Catalogue Note

The Master takes his name from a dismembered polyptych of the Legend of Saint Mary Magdalene, probably painted around 1515–20, but whose surviving constituent panels are now dispersed.1 Numerous portraits of highly placed men and women have been attributed to him, suggesting that he was active at the Burgundian court in Brussels. Friedländer suggested, for example,  that he might be identified with Pieter van Coninxloo, who was born around 1460 and who was recorded as active in Brussels between 1481 and 1513. However, neither this nor subsequent associations with the Master of the Portraits of Princes or Bernard van der Stockt (fl. before 1469–after 1538) have met with common agreement.

Hitherto unrecorded and unpublished, these panels would originally have formed the wings of an altarpiece, undoubtedly commissioned by Antoine Molckmans and his wife Catherine. The whereabouts of the central panel remain unknown, but this would probably have depicted the Virgin and Child, Saints or perhaps an episode from the Bible. To judge from the surviving triptychs attributed to the Master of the Magdalene Legend, the theme of the Virgin and Child seems to have been a favourite among his patrons, especially those depicted at half-length. The wings of these altarpieces seem typically to have been arranged with the donors depicted in landscape settings, usually kneeling or at prayer, with their name saint standing behind them and their family coats of arms prominently displayed above them. A particularly close example is the altarpiece of The Annunciation in the Musées Royaux des Beaux-Arts in Brussels.2 Here the donors, Simon du Quesnoy and his wife, are shown at full length with their children beside them and name saints standing behind them, while in the background can be seen landscapes very similar to those in the present panels with their distinctive half beamed house and small slender figures. 

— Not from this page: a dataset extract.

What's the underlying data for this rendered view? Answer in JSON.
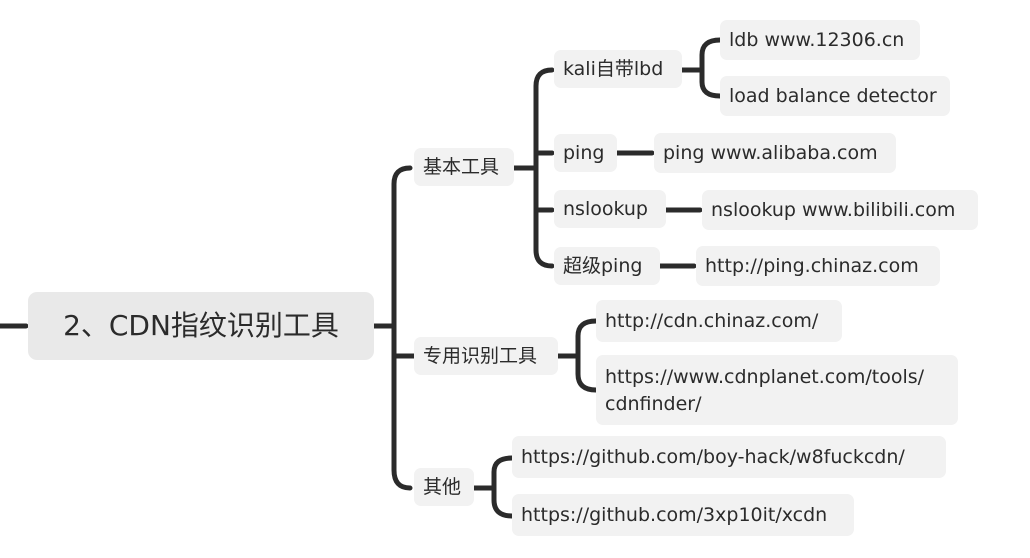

Although we know few biographical details about Antoine Molckmans, his family came from Brabant and that of his wife Catherine from Flanders. Antoine is here shown in a ceremonial dress and halberd which indicates that he was a member of the archero de corps (archer bodyguard), the personal guards of the Dukes of Burgundy that Philip the Fair brought to Spain circa 1505. The arms on his tabard are those of Philip the Fair and the monogram FA similarly stands for Filippus Austriae. He thus moved in the same Burgundian court circles in Brussels as many of the known patrons of the Master of the Magdalene Legend, who included Jean Micault, Paymaster of the Order of the Golden Fleece, Thomas Isaacq, the King of Arms of the same Order, and, probably, Philip the Fair (1478–1506) himself. Philip was the son of the Emperor Maximilian I, the Archduke of Austria and sovereign ruler of the Hapsburg Netherlandish-Burgundian lands and through his marriage to the Infanta Joana, briefly King of Castile and Spain. A number of portraits of Philip, such as those in the Royal Collection and the Louvre were attributed by Friedländer in the past to the Master of the Magdalene Legend, but this group is not consistent and probably involves several hands. 

1 See M.J. Friedländer, Early Netherlandish Painting, vol. XII, Leiden and Brussels 1975, p. 91, nos. 10a-f, reproduced plate 7.

2 Ibid., p. 90, no. 1, reproduced plate 1.